‘Qualified Immunity Cannot Shield Them’: Fourth Circuit Advances Suit by Virginia Prisoners for Overlong Solitary Confinement
by Benjamin Tschirhart
On June 14, 2022, the U.S. Court of Appeals for the Fourth Circuit affirmed denial of qualified immunity (QI) to officials with Virginia’s Department of Corrections (DOC) in a suit by a group of state prisoners alleging they were held in solitary confinement too long.
Red Onion State Prison and Wallens Ridge State Prison are “supermax” lockups. Together they hold over 1,600 beds and employ a similar number of people. In rural Wise County, that means one of every ten workers clocks into these prisons. So leaving beds empty carries an economic — and political — price.
After years in solitary confinement Frederick Hammer and 11 others held at the prisons sued DOC for keeping them in isolation longer than necessary, and not for disciplinary reasons but for economic ones. In the putative class action they filed in federal court for the Western District of Virginia in 2020, they accused DOC officials of twin constitutional violations.
First, they argued that their conditions in solitary confinement — deprived of social contact and recreation, kept under incessant lighting — violate the Eighth Amendment guarantee of freedom from cruel and unusual punishment. Secondly, as the Court recalled, they said DOC’s “Step-Down” policy fails to provide a “meaningful pathway out of solitary,” in violation of their Fourteenth Amendment due-process rights. How so? Because it gives guards “unfettered discretion to retain, regress, or even restart prisoners in Step Down for reasons unrelated to any security concerns.”
Defendants moved for summary judgment, asserting QI. When the district court denied the motion, they filed an interlocutory appeal with the Fourth Circuit. There the Court began by noting the tension between the drivers of solitary confinement — including “the rise in prison gangs and violence” — and the deleterious effects of depriving prisoners of “nearly all environmental and sensory stimuli and of nearly all human contact for 22–24 hours a day.”
The district court had not yet determined a constitutional violation occurred, only that Defendants were not entitled to QI if one had. In their appeal to that decision, they argued they were unaware that the obvious harm done to prisoners by extended time and isolation was “clearly established” in law.

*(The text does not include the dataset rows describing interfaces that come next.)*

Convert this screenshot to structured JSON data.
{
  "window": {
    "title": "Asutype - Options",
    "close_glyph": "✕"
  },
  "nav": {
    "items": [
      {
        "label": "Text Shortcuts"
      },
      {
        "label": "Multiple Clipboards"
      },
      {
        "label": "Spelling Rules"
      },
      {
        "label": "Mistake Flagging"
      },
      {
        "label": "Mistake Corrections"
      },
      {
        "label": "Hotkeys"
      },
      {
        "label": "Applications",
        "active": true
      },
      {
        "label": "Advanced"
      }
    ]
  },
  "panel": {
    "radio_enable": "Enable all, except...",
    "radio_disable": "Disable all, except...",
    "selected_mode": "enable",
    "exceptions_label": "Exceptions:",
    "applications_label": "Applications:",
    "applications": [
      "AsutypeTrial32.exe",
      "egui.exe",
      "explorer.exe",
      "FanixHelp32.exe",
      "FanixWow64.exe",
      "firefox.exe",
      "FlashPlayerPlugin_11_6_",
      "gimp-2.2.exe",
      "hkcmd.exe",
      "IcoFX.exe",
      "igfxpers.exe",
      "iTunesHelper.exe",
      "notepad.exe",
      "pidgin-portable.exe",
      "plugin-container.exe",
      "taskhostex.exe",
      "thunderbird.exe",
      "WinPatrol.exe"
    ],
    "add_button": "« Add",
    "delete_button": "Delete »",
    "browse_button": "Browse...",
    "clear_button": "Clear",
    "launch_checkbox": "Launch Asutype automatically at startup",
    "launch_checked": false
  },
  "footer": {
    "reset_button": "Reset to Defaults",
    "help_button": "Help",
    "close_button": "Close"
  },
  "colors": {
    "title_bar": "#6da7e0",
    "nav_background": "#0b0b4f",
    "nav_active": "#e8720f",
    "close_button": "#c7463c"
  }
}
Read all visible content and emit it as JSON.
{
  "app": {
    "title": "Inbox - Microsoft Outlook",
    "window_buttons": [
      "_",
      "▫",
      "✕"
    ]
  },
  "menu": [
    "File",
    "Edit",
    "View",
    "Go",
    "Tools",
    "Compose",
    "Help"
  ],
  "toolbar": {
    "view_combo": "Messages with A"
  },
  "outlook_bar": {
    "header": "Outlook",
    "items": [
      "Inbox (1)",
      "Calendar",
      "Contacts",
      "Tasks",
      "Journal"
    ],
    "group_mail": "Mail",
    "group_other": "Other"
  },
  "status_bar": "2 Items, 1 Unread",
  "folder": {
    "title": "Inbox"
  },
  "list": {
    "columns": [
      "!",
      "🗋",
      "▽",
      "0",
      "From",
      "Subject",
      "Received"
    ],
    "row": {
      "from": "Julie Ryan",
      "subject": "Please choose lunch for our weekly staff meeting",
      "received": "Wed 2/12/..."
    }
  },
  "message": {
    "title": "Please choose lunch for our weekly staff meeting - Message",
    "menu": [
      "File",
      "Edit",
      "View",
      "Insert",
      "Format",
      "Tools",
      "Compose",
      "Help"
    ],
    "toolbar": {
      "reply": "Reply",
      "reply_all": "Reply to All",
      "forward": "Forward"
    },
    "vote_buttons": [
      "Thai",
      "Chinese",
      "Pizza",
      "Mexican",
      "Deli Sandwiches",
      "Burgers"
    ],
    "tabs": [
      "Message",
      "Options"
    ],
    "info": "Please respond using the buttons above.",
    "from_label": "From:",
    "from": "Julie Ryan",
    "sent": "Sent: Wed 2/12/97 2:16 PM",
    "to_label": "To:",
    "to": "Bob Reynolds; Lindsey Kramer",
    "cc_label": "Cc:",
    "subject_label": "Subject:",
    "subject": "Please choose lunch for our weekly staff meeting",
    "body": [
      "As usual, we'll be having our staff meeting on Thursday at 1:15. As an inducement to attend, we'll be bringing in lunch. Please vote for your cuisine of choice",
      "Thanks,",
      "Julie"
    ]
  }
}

The Court, however, rejected this attempt to reframe the question.
Rather, it said the issue is whether DOC officials were “plausibly placed … on notice of the full volley of harms their confinement practices created.” As the Court pointed out, QI “does not shield those who knowingly violate the law,” quoting Mally v. Briggs, 475 U.S. 335 (1986). Prison officials can be held liable if they know their policies carry real risk of serious harm yet do nothing to abate it.
Defendants claimed “they did not know … that the solitary-confinement conditions they promulgated posed ‘a substantial risk of serious harm.’” But this is a matter to be determined at trial, the Court said, not at the pleading stage. While Defendants “may well end up on the winning side of that argument after the evidence comes in,” the Court allowed, what matters at this point is that “the pre-existing law [is] not in controversy.” If Defendants are later proven to isolate human beings for years on end for merely pecuniary reasons, the Court declared that QI “cannot shield them.”
Hammer and the other plaintiffs — William Thorpe, Dmitry Khavkin, Gerald McNabb, Gary Wall, Vernon Brooks, Brian Cavitt, Derek Cornelison, Christopher Cottrell, Peter Mukuria, Steven Riddick and Kevin Snodgrass — were represented by attorneys Vishal M. Agraharkar of the ACLU Foundation of Virginia and Andrei A. Popovici of White & Case LLP in Washington, DC. See: Thorpe v. Clarke, 37 F.4th 926 (4th Cir. 2022).
The case has now returned to the district court, where Plaintiffs moved to certify a class of similarly situated prisoners on September 28, 2022. PLN will report developments as they are available. See: Thorpe v. Va. Dep’t of Corr., USDC (W.D. Va.), Case No. 2:20-cv-00007.
Additional source: Roanoke Times
As a digital subscriber to Prison Legal News, you can access full text and downloads for this and other premium content.
Already a subscriber? Login